▶ What the exercise asks
Your task is to print each record exactly as it reads.

▶ Data
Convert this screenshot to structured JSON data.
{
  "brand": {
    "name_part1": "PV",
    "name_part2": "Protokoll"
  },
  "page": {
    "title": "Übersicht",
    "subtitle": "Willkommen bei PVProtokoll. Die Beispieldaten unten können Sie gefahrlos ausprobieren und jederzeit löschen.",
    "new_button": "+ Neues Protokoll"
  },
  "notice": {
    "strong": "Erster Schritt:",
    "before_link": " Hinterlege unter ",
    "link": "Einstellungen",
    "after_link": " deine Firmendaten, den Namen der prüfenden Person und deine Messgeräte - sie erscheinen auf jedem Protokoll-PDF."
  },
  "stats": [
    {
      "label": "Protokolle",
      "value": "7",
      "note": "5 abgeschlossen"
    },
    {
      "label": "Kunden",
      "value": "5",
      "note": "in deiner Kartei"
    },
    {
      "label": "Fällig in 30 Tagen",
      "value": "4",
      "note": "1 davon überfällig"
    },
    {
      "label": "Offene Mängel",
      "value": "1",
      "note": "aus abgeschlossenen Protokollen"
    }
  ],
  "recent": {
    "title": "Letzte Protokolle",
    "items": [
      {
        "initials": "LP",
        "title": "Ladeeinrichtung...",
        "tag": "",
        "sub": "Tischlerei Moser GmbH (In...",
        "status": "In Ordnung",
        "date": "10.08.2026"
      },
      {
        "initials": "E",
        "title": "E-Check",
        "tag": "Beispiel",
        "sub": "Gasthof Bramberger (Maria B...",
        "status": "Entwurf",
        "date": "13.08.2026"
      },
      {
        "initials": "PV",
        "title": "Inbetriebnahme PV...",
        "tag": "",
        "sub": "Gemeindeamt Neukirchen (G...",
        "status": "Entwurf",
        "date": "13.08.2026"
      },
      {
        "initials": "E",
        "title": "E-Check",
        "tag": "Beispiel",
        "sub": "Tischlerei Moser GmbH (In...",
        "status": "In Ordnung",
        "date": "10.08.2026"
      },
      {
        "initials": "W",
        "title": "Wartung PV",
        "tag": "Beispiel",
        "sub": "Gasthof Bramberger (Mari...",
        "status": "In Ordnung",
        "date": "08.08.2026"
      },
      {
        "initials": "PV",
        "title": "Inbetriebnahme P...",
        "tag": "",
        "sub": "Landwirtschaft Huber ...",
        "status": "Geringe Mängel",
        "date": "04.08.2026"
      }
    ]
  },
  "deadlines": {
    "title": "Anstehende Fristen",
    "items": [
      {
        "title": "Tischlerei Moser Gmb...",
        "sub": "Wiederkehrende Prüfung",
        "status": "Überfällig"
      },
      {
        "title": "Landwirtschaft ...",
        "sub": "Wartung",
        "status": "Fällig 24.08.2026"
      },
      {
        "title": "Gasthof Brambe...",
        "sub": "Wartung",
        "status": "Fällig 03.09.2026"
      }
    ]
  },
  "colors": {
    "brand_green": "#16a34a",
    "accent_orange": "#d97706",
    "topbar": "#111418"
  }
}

▶ Expected output
Convert this screenshot to structured JSON data.
{
  "brand": {
    "name_part1": "PV",
    "name_part2": "Protokoll"
  },
  "page": {
    "title": "Übersicht",
    "subtitle": "Willkommen bei PVProtokoll. Die Beispieldaten unten können Sie gefahrlos ausprobieren und jederzeit löschen.",
    "new_button": "+ Neues Protokoll"
  },
  "notice": {
    "strong": "Erster Schritt:",
    "before_link": " Hinterlege unter ",
    "link": "Einstellungen",
    "after_link": " deine Firmendaten, den Namen der prüfenden Person und deine Messgeräte - sie erscheinen auf jedem Protokoll-PDF."
  },
  "stats": [
    {
      "label": "Protokolle",
      "value": "7",
      "note": "5 abgeschlossen"
    },
    {
      "label": "Kunden",
      "value": "5",
      "note": "in deiner Kartei"
    },
    {
      "label": "Fällig in 30 Tagen",
      "value": "4",
      "note": "1 davon überfällig"
    },
    {
      "label": "Offene Mängel",
      "value": "1",
      "note": "aus abgeschlossenen Protokollen"
    }
  ],
  "recent": {
    "title": "Letzte Protokolle",
    "items": [
      {
        "initials": "LP",
        "title": "Ladeeinrichtung...",
        "tag": "",
        "sub": "Tischlerei Moser GmbH (In...",
        "status": "In Ordnung",
        "date": "10.08.2026"
      },
      {
        "initials": "E",
        "title": "E-Check",
        "tag": "Beispiel",
        "sub": "Gasthof Bramberger (Maria B...",
        "status": "Entwurf",
        "date": "13.08.2026"
      },
      {
        "initials": "PV",
        "title": "Inbetriebnahme PV...",
        "tag": "",
        "sub": "Gemeindeamt Neukirchen (G...",
        "status": "Entwurf",
        "date": "13.08.2026"
      },
      {
        "initials": "E",
        "title": "E-Check",
        "tag": "Beispiel",
        "sub": "Tischlerei Moser GmbH (In...",
        "status": "In Ordnung",
        "date": "10.08.2026"
      },
      {
        "initials": "W",
        "title": "Wartung PV",
        "tag": "Beispiel",
        "sub": "Gasthof Bramberger (Mari...",
        "status": "In Ordnung",
        "date": "08.08.2026"
      },
      {
        "initials": "PV",
        "title": "Inbetriebnahme P...",
        "tag": "",
        "sub": "Landwirtschaft Huber ...",
        "status": "Geringe Mängel",
        "date": "04.08.2026"
      }
    ]
  },
  "deadlines": {
    "title": "Anstehende Fristen",
    "items": [
      {
        "title": "Tischlerei Moser Gmb...",
        "sub": "Wiederkehrende Prüfung",
        "status": "Überfällig"
      },
      {
        "title": "Landwirtschaft ...",
        "sub": "Wartung",
        "status": "Fällig 24.08.2026"
      },
      {
        "title": "Gasthof Brambe...",
        "sub": "Wartung",
        "status": "Fällig 03.09.2026"
      }
    ]
  },
  "colors": {
    "brand_green": "#16a34a",
    "accent_orange": "#d97706",
    "topbar": "#111418"
  }
}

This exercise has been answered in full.